SJ Camp said...

LivingDust
The brother cannot be responsible for the words of Penn in this video,

I fully agree. And again, I thought some of Penn's words were very well said.

but I believe that all of us can agree that a Christian man touched Penn's atheistic soul.

I believe that a Christian touched Penn's sense of affability and was cordial to him and THAT meant something to him. But touched his soul? I respectfully disagree.

Not splitting words, but only the Lord through His Holy Spirit can do that. We cannot. I am grateful that someone gave Penn a NT and hopefully he would read it and hear the gospel of the Lord Jesus Christ and be granted the faith to believe unto salvation.

But again, let's not confuse Penn's affirming words about the demeanor of one man who approached as a Christian with proclaiming the gospel.

Campi

Bill and Merrilea said...

Older post but….Steve, you wrote…“But again, let's not confuse Penn's affirming words about the demeanor of one man who approached as a Christian with proclaiming the gospel.”

Yes, Amen…which begs the question… Ought every attempt, intentionally or not, by a Christian to evangelize always result in a true Gospel presentation? I hope so but so often in my evangelism I’m prevented from ‘going the distance’ for a variety of reasons.
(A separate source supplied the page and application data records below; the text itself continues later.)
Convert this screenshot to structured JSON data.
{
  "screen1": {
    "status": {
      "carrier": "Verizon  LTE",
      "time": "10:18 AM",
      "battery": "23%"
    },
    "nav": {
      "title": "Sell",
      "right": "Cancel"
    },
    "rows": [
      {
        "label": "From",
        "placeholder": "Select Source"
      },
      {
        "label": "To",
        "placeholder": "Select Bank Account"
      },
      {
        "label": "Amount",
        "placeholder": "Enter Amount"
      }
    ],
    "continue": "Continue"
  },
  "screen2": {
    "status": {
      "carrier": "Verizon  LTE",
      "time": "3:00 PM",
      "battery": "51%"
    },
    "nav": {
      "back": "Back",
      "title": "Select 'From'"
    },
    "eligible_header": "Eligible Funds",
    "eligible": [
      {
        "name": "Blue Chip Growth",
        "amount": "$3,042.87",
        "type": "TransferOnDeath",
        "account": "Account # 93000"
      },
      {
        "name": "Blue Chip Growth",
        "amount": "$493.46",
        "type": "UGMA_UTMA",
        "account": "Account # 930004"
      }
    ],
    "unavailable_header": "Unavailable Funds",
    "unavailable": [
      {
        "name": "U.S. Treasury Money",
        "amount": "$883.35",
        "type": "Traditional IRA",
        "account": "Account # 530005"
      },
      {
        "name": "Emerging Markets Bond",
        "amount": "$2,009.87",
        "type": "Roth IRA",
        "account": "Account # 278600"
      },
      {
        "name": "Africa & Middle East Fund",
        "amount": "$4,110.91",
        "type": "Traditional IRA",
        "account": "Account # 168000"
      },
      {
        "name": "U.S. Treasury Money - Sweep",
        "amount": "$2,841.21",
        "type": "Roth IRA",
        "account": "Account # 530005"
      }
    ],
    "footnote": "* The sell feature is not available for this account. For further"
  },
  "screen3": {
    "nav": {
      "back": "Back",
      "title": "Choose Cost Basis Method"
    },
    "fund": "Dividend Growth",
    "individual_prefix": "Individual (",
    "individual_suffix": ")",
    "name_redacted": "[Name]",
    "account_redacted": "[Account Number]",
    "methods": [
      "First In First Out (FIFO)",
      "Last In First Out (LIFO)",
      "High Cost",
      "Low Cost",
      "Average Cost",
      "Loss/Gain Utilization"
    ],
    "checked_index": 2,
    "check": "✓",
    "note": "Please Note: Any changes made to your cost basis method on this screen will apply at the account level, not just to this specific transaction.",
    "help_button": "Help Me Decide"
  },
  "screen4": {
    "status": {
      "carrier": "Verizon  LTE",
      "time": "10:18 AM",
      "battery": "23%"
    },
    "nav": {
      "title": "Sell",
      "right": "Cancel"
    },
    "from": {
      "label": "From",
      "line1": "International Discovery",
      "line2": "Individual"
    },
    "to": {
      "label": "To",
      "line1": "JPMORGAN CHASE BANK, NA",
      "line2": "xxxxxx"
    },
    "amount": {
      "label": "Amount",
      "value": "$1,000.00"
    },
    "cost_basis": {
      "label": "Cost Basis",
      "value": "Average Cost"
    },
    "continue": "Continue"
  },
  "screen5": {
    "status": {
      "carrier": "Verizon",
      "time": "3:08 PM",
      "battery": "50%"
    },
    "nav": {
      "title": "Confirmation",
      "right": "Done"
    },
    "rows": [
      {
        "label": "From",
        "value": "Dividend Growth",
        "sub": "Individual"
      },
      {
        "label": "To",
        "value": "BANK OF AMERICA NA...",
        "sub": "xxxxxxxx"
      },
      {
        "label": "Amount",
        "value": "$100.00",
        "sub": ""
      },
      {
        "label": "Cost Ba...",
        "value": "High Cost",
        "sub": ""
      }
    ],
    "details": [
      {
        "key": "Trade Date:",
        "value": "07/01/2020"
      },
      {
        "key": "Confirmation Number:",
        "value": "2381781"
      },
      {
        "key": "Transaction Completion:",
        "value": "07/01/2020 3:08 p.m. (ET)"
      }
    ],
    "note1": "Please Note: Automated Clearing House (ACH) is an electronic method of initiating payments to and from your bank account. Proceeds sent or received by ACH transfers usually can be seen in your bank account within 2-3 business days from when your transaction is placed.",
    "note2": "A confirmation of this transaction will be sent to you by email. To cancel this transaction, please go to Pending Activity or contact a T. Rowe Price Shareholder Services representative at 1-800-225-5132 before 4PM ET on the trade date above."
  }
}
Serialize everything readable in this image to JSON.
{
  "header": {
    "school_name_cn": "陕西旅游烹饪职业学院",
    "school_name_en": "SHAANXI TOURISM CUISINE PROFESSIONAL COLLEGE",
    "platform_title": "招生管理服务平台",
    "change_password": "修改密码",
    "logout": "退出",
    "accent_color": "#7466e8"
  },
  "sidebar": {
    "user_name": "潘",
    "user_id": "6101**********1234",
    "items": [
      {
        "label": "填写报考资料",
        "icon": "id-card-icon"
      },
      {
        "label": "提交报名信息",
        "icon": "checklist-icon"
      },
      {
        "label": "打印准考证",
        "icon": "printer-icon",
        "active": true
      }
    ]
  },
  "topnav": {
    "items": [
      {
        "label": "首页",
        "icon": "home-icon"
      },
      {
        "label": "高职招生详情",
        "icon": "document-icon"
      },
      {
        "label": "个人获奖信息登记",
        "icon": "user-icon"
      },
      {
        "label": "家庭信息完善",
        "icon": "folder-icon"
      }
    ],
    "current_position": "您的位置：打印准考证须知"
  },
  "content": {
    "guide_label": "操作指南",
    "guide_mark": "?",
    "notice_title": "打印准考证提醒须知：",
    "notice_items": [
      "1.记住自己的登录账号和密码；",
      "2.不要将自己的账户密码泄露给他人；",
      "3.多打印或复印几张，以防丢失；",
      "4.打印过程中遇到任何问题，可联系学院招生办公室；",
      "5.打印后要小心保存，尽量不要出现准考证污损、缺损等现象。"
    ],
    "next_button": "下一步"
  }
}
Just voicing my thoughts as I learn more here, but the content of the Gospel aside as I fully agree with the Biblical voice you've constantly given to this issue, Steve, there is one thing about this that nags me that I’ve not read you addressing... not every conversation we have with the lost gives a full disclosure of the Gospel even though that is our intent. Are the reasons for this Biblical?

I affirm what you wrote to Blaine about what the lost need to hear. Obviously I think we all agree what we’d rather see Penn’s response be before our Holy God after conversing with a Christian, yet…

When is our attempt at Biblical proclamation not evangelism? - When we can’t ‘go the distance’ due to time constraints, hurdles in the lost’s presuppositions (Penn’s atheism or when proclaiming to a Hindu or a Muslim, etc.) to be clarified that are preventing them to understand the Gospel truths? IOW, what’s the bottom line you are making about doing evangelism? We agree about the gospel message itself as you underscored here but what are you saying about evangelism beyond clarifying what ‘it’ is. Or is that simply what you are trying to do?